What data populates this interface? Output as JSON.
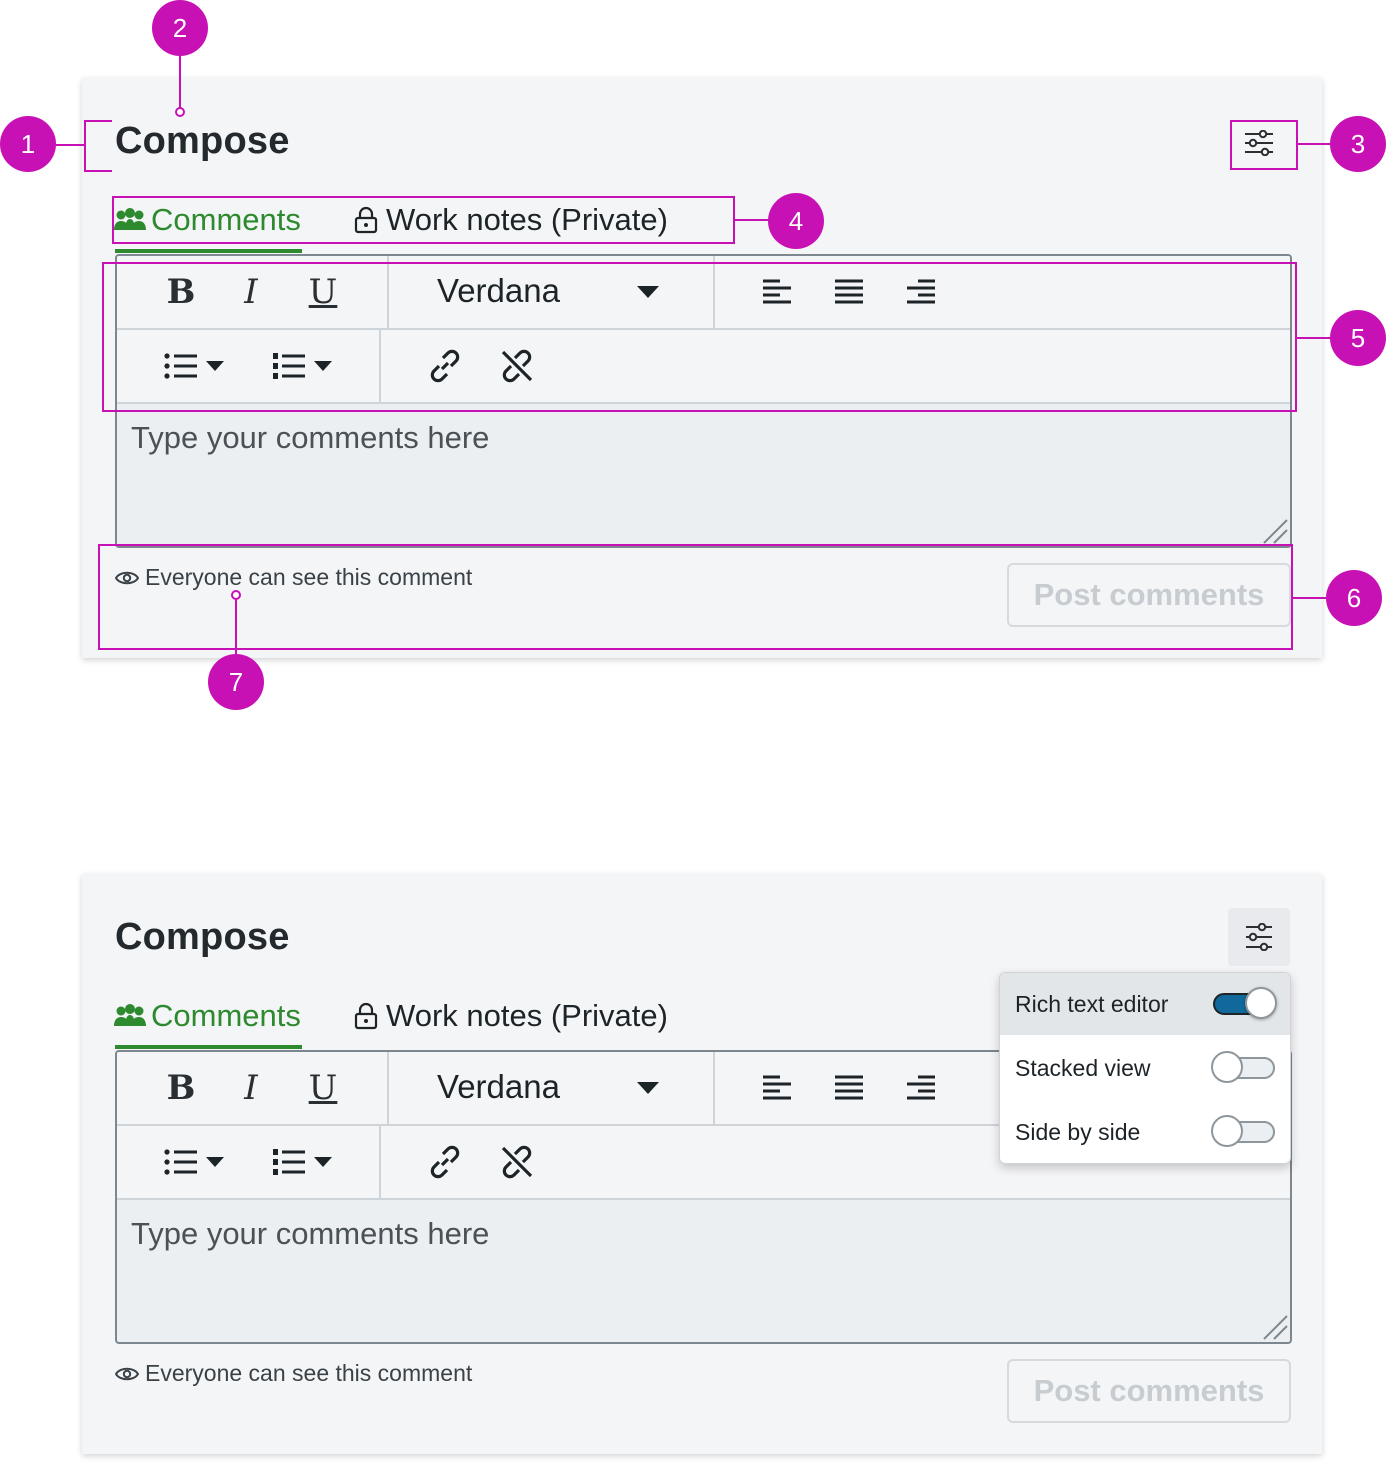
{
  "annotations": [
    "1",
    "2",
    "3",
    "4",
    "5",
    "6",
    "7"
  ],
  "compose": {
    "title": "Compose",
    "tabs": [
      {
        "label": "Comments",
        "icon": "users-icon",
        "active": true
      },
      {
        "label": "Work notes (Private)",
        "icon": "lock-icon",
        "active": false
      }
    ],
    "toolbar": {
      "bold": "B",
      "italic": "I",
      "underline": "U",
      "font": "Verdana"
    },
    "placeholder": "Type your comments here",
    "visibility_text": "Everyone can see this comment",
    "post_label": "Post comments"
  },
  "settings_menu": {
    "items": [
      {
        "label": "Rich text editor",
        "on": true
      },
      {
        "label": "Stacked view",
        "on": false
      },
      {
        "label": "Side by side",
        "on": false
      }
    ]
  },
  "colors": {
    "accent_green": "#2e8a2e",
    "annotation_magenta": "#c811b4",
    "toggle_on": "#11699b"
  }
}
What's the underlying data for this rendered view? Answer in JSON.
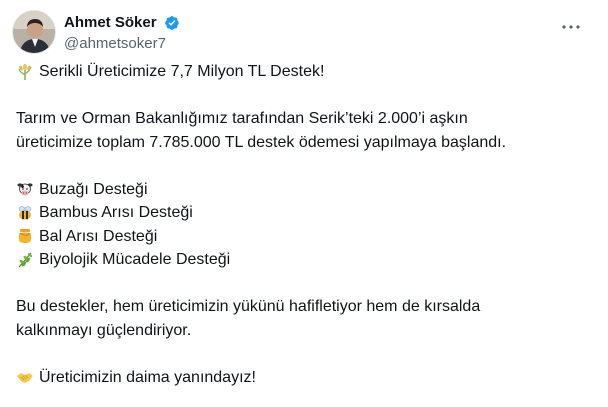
{
  "user": {
    "display_name": "Ahmet Söker",
    "handle": "@ahmetsoker7",
    "verified": true
  },
  "icons": {
    "verified": "verified-badge-icon",
    "more": "more-options-icon",
    "headline_emoji": "sheaf-of-rice-emoji",
    "item_emojis": [
      "cow-emoji",
      "bee-emoji",
      "honey-pot-emoji",
      "herb-emoji"
    ],
    "closing_emoji": "handshake-emoji"
  },
  "colors": {
    "verified": "#1d9bf0",
    "text": "#0f1419",
    "secondary_text": "#536471"
  },
  "tweet": {
    "headline": "Serikli Üreticimize 7,7 Milyon TL Destek!",
    "paragraph_lines": [
      "Tarım ve Orman Bakanlığımız tarafından Serik’teki 2.000’i aşkın",
      "üreticimize toplam 7.785.000 TL destek ödemesi yapılmaya başlandı."
    ],
    "items": [
      "Buzağı Desteği",
      "Bambus Arısı Desteği",
      "Bal Arısı Desteği",
      "Biyolojik Mücadele Desteği"
    ],
    "closing_lines": [
      "Bu destekler, hem üreticimizin yükünü hafifletiyor hem de kırsalda",
      "kalkınmayı güçlendiriyor."
    ],
    "sign_off": "Üreticimizin daima yanındayız!"
  }
}
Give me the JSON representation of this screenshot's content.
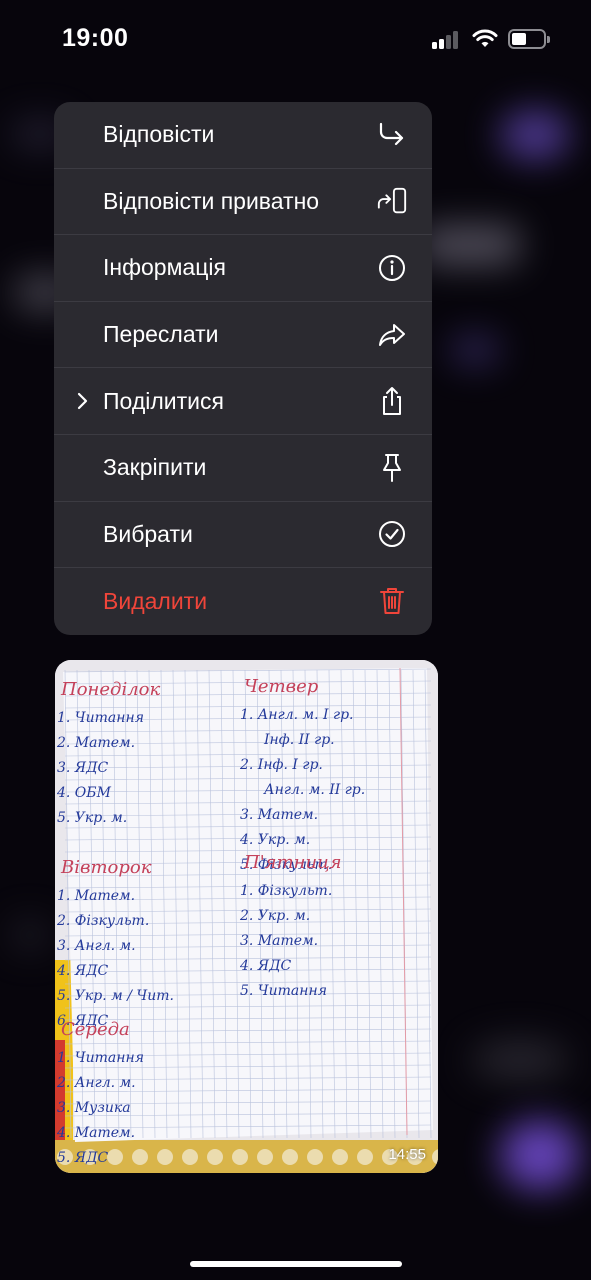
{
  "status_bar": {
    "time": "19:00"
  },
  "menu": {
    "items": [
      {
        "label": "Відповісти",
        "icon": "reply-icon"
      },
      {
        "label": "Відповісти приватно",
        "icon": "reply-privately-icon"
      },
      {
        "label": "Інформація",
        "icon": "info-icon"
      },
      {
        "label": "Переслати",
        "icon": "forward-icon"
      },
      {
        "label": "Поділитися",
        "icon": "share-icon",
        "submenu": true
      },
      {
        "label": "Закріпити",
        "icon": "pin-icon"
      },
      {
        "label": "Вибрати",
        "icon": "checkmark-circle-icon"
      },
      {
        "label": "Видалити",
        "icon": "trash-icon",
        "destructive": true,
        "color": "#f0453a"
      }
    ]
  },
  "message": {
    "timestamp": "14:55",
    "photo": {
      "left_column": [
        {
          "heading": "Понеділок",
          "items": [
            "1. Читання",
            "2. Матем.",
            "3. ЯДС",
            "4. ОБМ",
            "5. Укр. м."
          ]
        },
        {
          "heading": "Вівторок",
          "items": [
            "1. Матем.",
            "2. Фізкульт.",
            "3. Англ. м.",
            "4. ЯДС",
            "5. Укр. м / Чит.",
            "6. ЯДС"
          ]
        },
        {
          "heading": "Середа",
          "items": [
            "1. Читання",
            "2. Англ. м.",
            "3. Музика",
            "4. Матем.",
            "5. ЯДС"
          ]
        }
      ],
      "right_column": [
        {
          "heading": "Четвер",
          "items": [
            "1. Англ. м. I гр.",
            "Інф. II гр.",
            "2. Інф. I гр.",
            "Англ. м. II гр.",
            "3. Матем.",
            "4. Укр. м.",
            "5. Фізкульт."
          ]
        },
        {
          "heading": "П'ятниця",
          "items": [
            "1. Фізкульт.",
            "2. Укр. м.",
            "3. Матем.",
            "4. ЯДС",
            "5. Читання"
          ]
        }
      ]
    }
  },
  "colors": {
    "menu_bg": "#2b2a30",
    "destructive": "#f0453a",
    "heading_ink": "#c4415a",
    "ink": "#243a9a"
  }
}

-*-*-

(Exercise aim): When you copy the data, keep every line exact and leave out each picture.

(Exercise output):
What data populates this interface? Output as JSON.
{
  "annotations": [
    "1",
    "2",
    "3",
    "4",
    "5",
    "6",
    "7"
  ],
  "compose": {
    "title": "Compose",
    "tabs": [
      {
        "label": "Comments",
        "icon": "users-icon",
        "active": true
      },
      {
        "label": "Work notes (Private)",
        "icon": "lock-icon",
        "active": false
      }
    ],
    "toolbar": {
      "bold": "B",
      "italic": "I",
      "underline": "U",
      "font": "Verdana"
    },
    "placeholder": "Type your comments here",
    "visibility_text": "Everyone can see this comment",
    "post_label": "Post comments"
  },
  "settings_menu": {
    "items": [
      {
        "label": "Rich text editor",
        "on": true
      },
      {
        "label": "Stacked view",
        "on": false
      },
      {
        "label": "Side by side",
        "on": false
      }
    ]
  },
  "colors": {
    "accent_green": "#2e8a2e",
    "annotation_magenta": "#c811b4",
    "toggle_on": "#11699b"
  }
}
What's the underlying data for this rendered view? Answer in JSON.
{
  "user": {
    "display_name": "Ahmet Söker",
    "handle": "@ahmetsoker7",
    "verified": true
  },
  "icons": {
    "verified": "verified-badge-icon",
    "more": "more-options-icon",
    "headline_emoji": "sheaf-of-rice-emoji",
    "item_emojis": [
      "cow-emoji",
      "bee-emoji",
      "honey-pot-emoji",
      "herb-emoji"
    ],
    "closing_emoji": "handshake-emoji"
  },
  "colors": {
    "verified": "#1d9bf0",
    "text": "#0f1419",
    "secondary_text": "#536471"
  },
  "tweet": {
    "headline": "Serikli Üreticimize 7,7 Milyon TL Destek!",
    "paragraph_lines": [
      "Tarım ve Orman Bakanlığımız tarafından Serik’teki 2.000’i aşkın",
      "üreticimize toplam 7.785.000 TL destek ödemesi yapılmaya başlandı."
    ],
    "items": [
      "Buzağı Desteği",
      "Bambus Arısı Desteği",
      "Bal Arısı Desteği",
      "Biyolojik Mücadele Desteği"
    ],
    "closing_lines": [
      "Bu destekler, hem üreticimizin yükünü hafifletiyor hem de kırsalda",
      "kalkınmayı güçlendiriyor."
    ],
    "sign_off": "Üreticimizin daima yanındayız!"
  }
}
Give me the JSON representation of this screenshot's content.
{
  "status_bar": {
    "time": "19:00"
  },
  "menu": {
    "items": [
      {
        "label": "Відповісти",
        "icon": "reply-icon"
      },
      {
        "label": "Відповісти приватно",
        "icon": "reply-privately-icon"
      },
      {
        "label": "Інформація",
        "icon": "info-icon"
      },
      {
        "label": "Переслати",
        "icon": "forward-icon"
      },
      {
        "label": "Поділитися",
        "icon": "share-icon",
        "submenu": true
      },
      {
        "label": "Закріпити",
        "icon": "pin-icon"
      },
      {
        "label": "Вибрати",
        "icon": "checkmark-circle-icon"
      },
      {
        "label": "Видалити",
        "icon": "trash-icon",
        "destructive": true,
        "color": "#f0453a"
      }
    ]
  },
  "message": {
    "timestamp": "14:55",
    "photo": {
      "left_column": [
        {
          "heading": "Понеділок",
          "items": [
            "1. Читання",
            "2. Матем.",
            "3. ЯДС",
            "4. ОБМ",
            "5. Укр. м."
          ]
        },
        {
          "heading": "Вівторок",
          "items": [
            "1. Матем.",
            "2. Фізкульт.",
            "3. Англ. м.",
            "4. ЯДС",
            "5. Укр. м / Чит.",
            "6. ЯДС"
          ]
        },
        {
          "heading": "Середа",
          "items": [
            "1. Читання",
            "2. Англ. м.",
            "3. Музика",
            "4. Матем.",
            "5. ЯДС"
          ]
        }
      ],
      "right_column": [
        {
          "heading": "Четвер",
          "items": [
            "1. Англ. м. I гр.",
            "Інф. II гр.",
            "2. Інф. I гр.",
            "Англ. м. II гр.",
            "3. Матем.",
            "4. Укр. м.",
            "5. Фізкульт."
          ]
        },
        {
          "heading": "П'ятниця",
          "items": [
            "1. Фізкульт.",
            "2. Укр. м.",
            "3. Матем.",
            "4. ЯДС",
            "5. Читання"
          ]
        }
      ]
    }
  },
  "colors": {
    "menu_bg": "#2b2a30",
    "destructive": "#f0453a",
    "heading_ink": "#c4415a",
    "ink": "#243a9a"
  }
}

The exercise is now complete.